US personal spending accelerated in July, exceeding forecasts and indicating household consumption remained solid at the start of the third quarter and will continue as the economy's dominant growth engine.
Consumer outlays for goods and services, which account for about 70 per cent of gross domestic product, increased 0.6 per cent during the month after a 0.3 per cent June advance, Commerce Department data showed on Friday. The report also showed incomes rose less than forecast, while the Federal Reserve's preferred inflation gauge remained range-bound.
The data indicate Americans are showing scant signs of reining in their spending despite recent concerns about the prospects of cooler economic growth. A report yesterday showed consumption rambled ahead in the second quarter at the fastest pace since the end of 2014.
The report's inflation figures show prices pressures continue to fall short of the Fed's goal and, in conjunction with the risks to the economy from stumbling overseas economies and an escalation of the US-China trade war, give policy makers reason to keep reducing interest rates.
The broader personal consumption expenditures price gauge rose 0.2 per cent from the prior month and was up 1.4 per cent from a year earlier, matching the median estimates in a Bloomberg survey. The Fed officially targets 2 per cent inflation.
The core PCE price index, which excludes food and energy, increased 1.6 per cent from July of last year, also matching estimates. Policy makers view the core gauge as a better indicator of underlying price trends and have said they're also aiming for it to rise 2 per cent.
After adjusting for the increase in inflation, spending rose 0.4 per cent. The July gain was driven by a 0.8 per cent increase in outlays for merchandise, the largest advance in four months, according to the report.

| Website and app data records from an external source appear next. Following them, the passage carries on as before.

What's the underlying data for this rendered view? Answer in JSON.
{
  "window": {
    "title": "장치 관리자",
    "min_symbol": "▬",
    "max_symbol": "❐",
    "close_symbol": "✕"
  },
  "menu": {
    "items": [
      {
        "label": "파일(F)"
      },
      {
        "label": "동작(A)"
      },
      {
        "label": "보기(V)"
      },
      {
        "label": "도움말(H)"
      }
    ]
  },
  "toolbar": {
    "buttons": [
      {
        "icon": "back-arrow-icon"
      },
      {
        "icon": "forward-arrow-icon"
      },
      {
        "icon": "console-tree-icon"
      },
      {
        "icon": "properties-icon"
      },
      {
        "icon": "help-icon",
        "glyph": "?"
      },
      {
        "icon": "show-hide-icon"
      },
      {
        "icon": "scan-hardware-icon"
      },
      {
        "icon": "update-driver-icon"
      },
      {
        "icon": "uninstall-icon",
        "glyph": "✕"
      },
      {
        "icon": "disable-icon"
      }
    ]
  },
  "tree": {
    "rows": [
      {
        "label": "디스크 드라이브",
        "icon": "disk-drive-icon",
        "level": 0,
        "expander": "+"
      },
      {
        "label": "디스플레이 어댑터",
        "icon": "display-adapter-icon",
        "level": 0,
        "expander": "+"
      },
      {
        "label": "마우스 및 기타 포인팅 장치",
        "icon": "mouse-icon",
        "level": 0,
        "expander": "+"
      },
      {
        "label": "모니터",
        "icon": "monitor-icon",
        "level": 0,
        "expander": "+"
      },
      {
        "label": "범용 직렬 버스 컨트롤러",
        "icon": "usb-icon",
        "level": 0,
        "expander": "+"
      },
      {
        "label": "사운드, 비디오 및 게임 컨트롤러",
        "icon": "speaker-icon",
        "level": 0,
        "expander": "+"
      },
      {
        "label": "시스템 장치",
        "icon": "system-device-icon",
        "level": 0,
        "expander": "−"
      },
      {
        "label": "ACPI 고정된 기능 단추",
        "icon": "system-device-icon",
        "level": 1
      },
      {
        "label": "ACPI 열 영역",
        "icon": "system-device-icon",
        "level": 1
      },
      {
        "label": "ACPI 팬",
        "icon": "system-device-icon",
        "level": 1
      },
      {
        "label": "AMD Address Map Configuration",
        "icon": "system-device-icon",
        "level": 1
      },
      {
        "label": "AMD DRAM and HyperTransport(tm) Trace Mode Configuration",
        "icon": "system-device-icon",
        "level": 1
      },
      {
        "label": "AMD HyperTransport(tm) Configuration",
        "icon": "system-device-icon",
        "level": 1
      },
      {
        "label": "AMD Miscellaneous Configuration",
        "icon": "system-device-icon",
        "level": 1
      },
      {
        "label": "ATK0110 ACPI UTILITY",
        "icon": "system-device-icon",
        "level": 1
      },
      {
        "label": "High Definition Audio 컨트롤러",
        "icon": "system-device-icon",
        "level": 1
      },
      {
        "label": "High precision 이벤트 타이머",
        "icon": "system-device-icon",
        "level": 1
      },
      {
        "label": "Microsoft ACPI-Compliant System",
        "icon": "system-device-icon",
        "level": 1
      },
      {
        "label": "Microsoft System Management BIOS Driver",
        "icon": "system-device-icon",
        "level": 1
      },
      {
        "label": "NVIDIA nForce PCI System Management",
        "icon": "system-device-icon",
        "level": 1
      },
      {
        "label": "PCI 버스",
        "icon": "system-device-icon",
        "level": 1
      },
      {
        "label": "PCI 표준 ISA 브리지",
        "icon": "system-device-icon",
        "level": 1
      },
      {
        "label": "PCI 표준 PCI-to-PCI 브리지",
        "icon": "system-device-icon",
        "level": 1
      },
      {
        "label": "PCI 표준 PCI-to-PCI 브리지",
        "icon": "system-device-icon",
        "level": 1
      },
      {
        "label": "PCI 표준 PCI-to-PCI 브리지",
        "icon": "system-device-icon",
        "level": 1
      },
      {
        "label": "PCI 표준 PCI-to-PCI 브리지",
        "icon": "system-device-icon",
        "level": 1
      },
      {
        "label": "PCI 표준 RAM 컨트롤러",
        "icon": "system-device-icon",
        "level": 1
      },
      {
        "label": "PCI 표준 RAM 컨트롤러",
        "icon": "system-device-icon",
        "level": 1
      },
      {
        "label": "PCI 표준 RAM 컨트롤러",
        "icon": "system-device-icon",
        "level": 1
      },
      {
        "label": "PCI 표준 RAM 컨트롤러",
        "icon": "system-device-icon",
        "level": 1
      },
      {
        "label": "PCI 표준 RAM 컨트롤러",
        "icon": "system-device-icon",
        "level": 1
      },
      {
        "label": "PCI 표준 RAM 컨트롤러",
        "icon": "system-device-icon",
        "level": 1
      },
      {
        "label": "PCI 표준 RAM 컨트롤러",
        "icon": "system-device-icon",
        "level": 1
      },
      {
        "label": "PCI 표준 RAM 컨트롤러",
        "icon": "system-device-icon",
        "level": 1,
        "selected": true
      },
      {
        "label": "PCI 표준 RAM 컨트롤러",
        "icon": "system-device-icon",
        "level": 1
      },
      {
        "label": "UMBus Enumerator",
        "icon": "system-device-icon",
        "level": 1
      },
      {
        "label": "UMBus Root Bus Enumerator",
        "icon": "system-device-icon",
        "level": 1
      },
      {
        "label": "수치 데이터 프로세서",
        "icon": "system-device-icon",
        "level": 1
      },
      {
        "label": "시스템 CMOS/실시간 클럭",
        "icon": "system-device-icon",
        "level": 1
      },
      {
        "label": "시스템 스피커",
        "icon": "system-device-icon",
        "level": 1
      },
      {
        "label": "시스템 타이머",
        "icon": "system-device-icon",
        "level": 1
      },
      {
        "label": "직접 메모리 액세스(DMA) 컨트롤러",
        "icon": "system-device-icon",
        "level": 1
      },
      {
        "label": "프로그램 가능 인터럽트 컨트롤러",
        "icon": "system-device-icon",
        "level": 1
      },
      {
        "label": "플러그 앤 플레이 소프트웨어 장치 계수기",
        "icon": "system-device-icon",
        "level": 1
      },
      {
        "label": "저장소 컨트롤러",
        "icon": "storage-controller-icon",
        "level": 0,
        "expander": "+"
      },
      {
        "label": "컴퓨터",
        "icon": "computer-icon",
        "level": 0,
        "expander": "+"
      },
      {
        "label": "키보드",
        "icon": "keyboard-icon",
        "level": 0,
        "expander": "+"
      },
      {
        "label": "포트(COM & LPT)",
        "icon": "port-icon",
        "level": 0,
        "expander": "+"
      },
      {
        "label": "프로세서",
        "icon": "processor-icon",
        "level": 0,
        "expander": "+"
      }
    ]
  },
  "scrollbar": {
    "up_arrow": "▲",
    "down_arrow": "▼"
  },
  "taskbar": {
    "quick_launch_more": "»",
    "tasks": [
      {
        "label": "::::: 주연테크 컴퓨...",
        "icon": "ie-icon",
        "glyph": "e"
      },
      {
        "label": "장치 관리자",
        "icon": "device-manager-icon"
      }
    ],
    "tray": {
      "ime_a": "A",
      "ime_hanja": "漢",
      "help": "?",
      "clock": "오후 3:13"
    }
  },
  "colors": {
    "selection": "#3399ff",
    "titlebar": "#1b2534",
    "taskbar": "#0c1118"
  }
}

Spending on services also picked up.
The Commerce Department's report showed incomes were restrained in July by a 1.8 per cent decline in personal interest income, although wages and salaries settled back as well. Worker pay increased 0.2 per cent after a 0.5 per cent advance a month earlier.
Consumer spending was projected to increase 0.5 per cent from the prior month, while incomes were forecast to climb 0.3 per cent.

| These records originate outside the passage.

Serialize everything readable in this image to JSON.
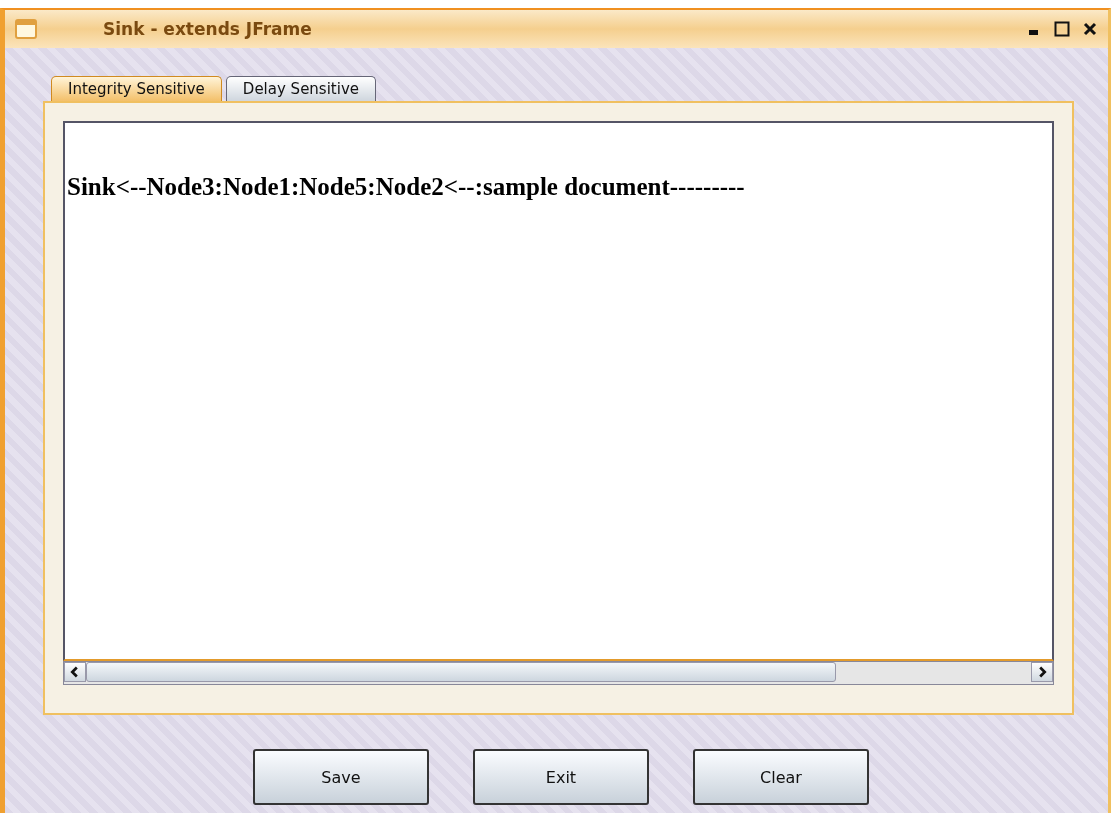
{
  "window": {
    "title": "Sink - extends JFrame"
  },
  "tabs": [
    {
      "label": "Integrity Sensitive",
      "selected": true
    },
    {
      "label": "Delay Sensitive",
      "selected": false
    }
  ],
  "text_area": {
    "value": "Sink<--Node3:Node1:Node5:Node2<--:sample document---------"
  },
  "buttons": [
    "Save",
    "Exit",
    "Clear"
  ]
}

Forecasts in Bloomberg surveys had called for the broader PCE price measure to rise 1.4 per cent from a year earlier and for the core measure to advance 1.6 per cent.
The personal saving rate fell to 7.7 per cent from 8 per cent the prior month.
Adjusted for inflation, disposable income rose 0.1 per cent following a 0.3 per cent gain. BLOOMBERG